> **INSTRUCTIONS TO FOLLOW**
Copy all lines containing the string "this" from the records below.
##### INFORMATION
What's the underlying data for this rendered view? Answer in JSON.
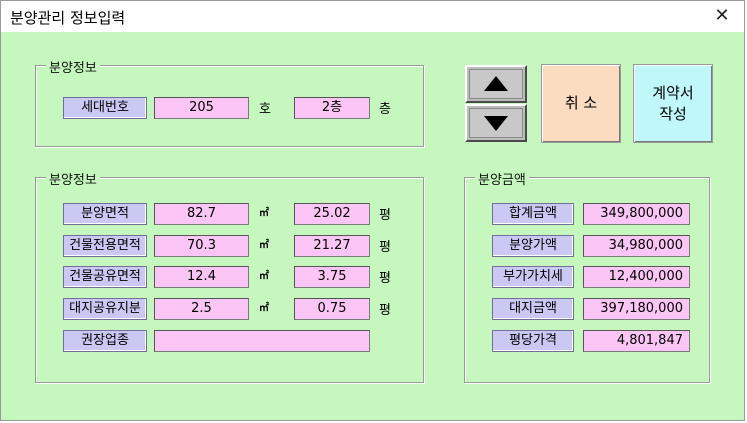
{
  "window": {
    "title": "분양관리 정보입력",
    "close_glyph": "✕"
  },
  "unit_section": {
    "title": "분양정보",
    "label": "세대번호",
    "unit_no": "205",
    "unit_suffix": "호",
    "floor": "2층",
    "floor_suffix": "층"
  },
  "area_section": {
    "title": "분양정보",
    "area_unit": "㎡",
    "pyeong_unit": "평",
    "rows": [
      {
        "label": "분양면적",
        "m2": "82.7",
        "pyeong": "25.02"
      },
      {
        "label": "건물전용면적",
        "m2": "70.3",
        "pyeong": "21.27"
      },
      {
        "label": "건물공유면적",
        "m2": "12.4",
        "pyeong": "3.75"
      },
      {
        "label": "대지공유지분",
        "m2": "2.5",
        "pyeong": "0.75"
      }
    ],
    "business_label": "권장업종",
    "business_value": ""
  },
  "price_section": {
    "title": "분양금액",
    "rows": [
      {
        "label": "합계금액",
        "value": "349,800,000"
      },
      {
        "label": "분양가액",
        "value": "34,980,000"
      },
      {
        "label": "부가가치세",
        "value": "12,400,000"
      },
      {
        "label": "대지금액",
        "value": "397,180,000"
      },
      {
        "label": "평당가격",
        "value": "4,801,847"
      }
    ]
  },
  "buttons": {
    "cancel": "취 소",
    "contract": "계약서\n작성",
    "up_icon": "arrow-up",
    "down_icon": "arrow-down"
  },
  "colors": {
    "background": "#c6f7bf",
    "label_bg": "#c9c9f4",
    "value_bg": "#fbc5f6",
    "cancel_bg": "#fcdcc0",
    "contract_bg": "#bff7fb"
  }
}
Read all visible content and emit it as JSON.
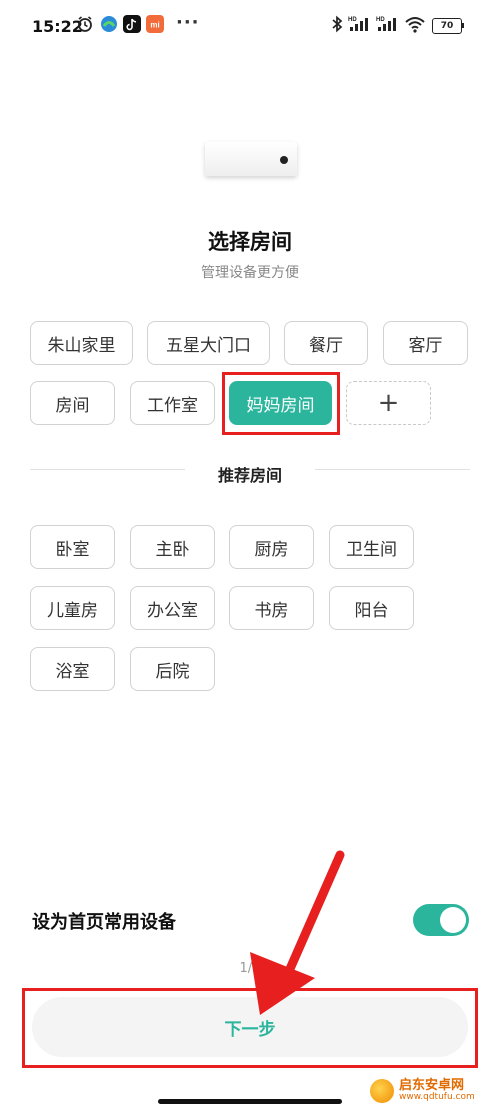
{
  "status_bar": {
    "time": "15:22",
    "more": "···",
    "battery": "70"
  },
  "header": {
    "title": "选择房间",
    "subtitle": "管理设备更方便"
  },
  "rooms": [
    {
      "label": "朱山家里",
      "selected": false
    },
    {
      "label": "五星大门口",
      "selected": false
    },
    {
      "label": "餐厅",
      "selected": false
    },
    {
      "label": "客厅",
      "selected": false
    },
    {
      "label": "房间",
      "selected": false
    },
    {
      "label": "工作室",
      "selected": false
    },
    {
      "label": "妈妈房间",
      "selected": true
    }
  ],
  "add_room": "+",
  "recommended": {
    "title": "推荐房间",
    "rooms": [
      "卧室",
      "主卧",
      "厨房",
      "卫生间",
      "儿童房",
      "办公室",
      "书房",
      "阳台",
      "浴室",
      "后院"
    ]
  },
  "toggle": {
    "label": "设为首页常用设备",
    "on": true
  },
  "page_indicator": "1/3",
  "next_button": "下一步",
  "watermark": {
    "name": "启东安卓网",
    "url": "www.qdtufu.com"
  },
  "colors": {
    "accent": "#2bb59d",
    "highlight": "#e81f1f"
  }
}
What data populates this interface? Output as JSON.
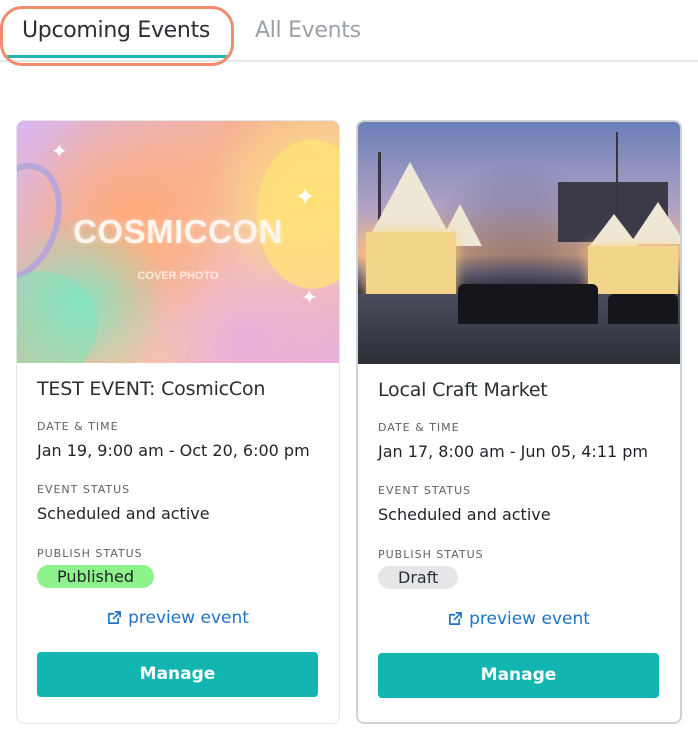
{
  "tabs": {
    "upcoming": "Upcoming Events",
    "all": "All Events"
  },
  "events": [
    {
      "title": "TEST EVENT: CosmicCon",
      "cover": {
        "title": "COSMICCON",
        "subtitle": "COVER PHOTO"
      },
      "date_label": "DATE & TIME",
      "date_value": "Jan 19, 9:00 am - Oct 20, 6:00 pm",
      "event_status_label": "EVENT STATUS",
      "event_status_value": "Scheduled and active",
      "publish_status_label": "PUBLISH STATUS",
      "publish_status_value": "Published",
      "preview_label": "preview event",
      "manage_label": "Manage"
    },
    {
      "title": "Local Craft Market",
      "date_label": "DATE & TIME",
      "date_value": "Jan 17, 8:00 am - Jun 05, 4:11 pm",
      "event_status_label": "EVENT STATUS",
      "event_status_value": "Scheduled and active",
      "publish_status_label": "PUBLISH STATUS",
      "publish_status_value": "Draft",
      "preview_label": "preview event",
      "manage_label": "Manage"
    }
  ],
  "colors": {
    "accent": "#12b5b0",
    "tab_highlight": "#f08c6b",
    "published_badge": "#8ef28b",
    "draft_badge": "#e4e6e8",
    "link": "#1f73c5"
  },
  "icons": {
    "preview": "external-link-icon"
  }
}
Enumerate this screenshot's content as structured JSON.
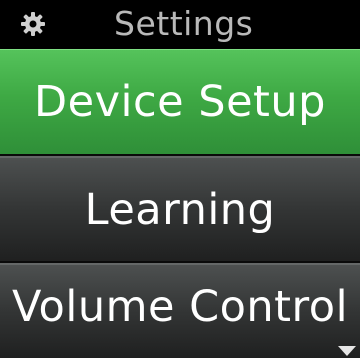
{
  "header": {
    "icon": "gear-icon",
    "title": "Settings"
  },
  "menu": {
    "items": [
      {
        "label": "Device Setup",
        "selected": true
      },
      {
        "label": "Learning",
        "selected": false
      },
      {
        "label": "Volume Control",
        "selected": false
      }
    ],
    "more_below_icon": "chevron-down-icon"
  },
  "colors": {
    "selected_bg": "#3ea944",
    "item_bg": "#333535",
    "header_bg": "#000000",
    "title_text": "#b9b9b9",
    "item_text": "#ffffff"
  }
}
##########
> **WRITTEN ANSWER**
What's the underlying data for this rendered view? Answer in JSON.
What data populates this interface? Output as JSON.
Enumerate this screenshot's content as structured JSON.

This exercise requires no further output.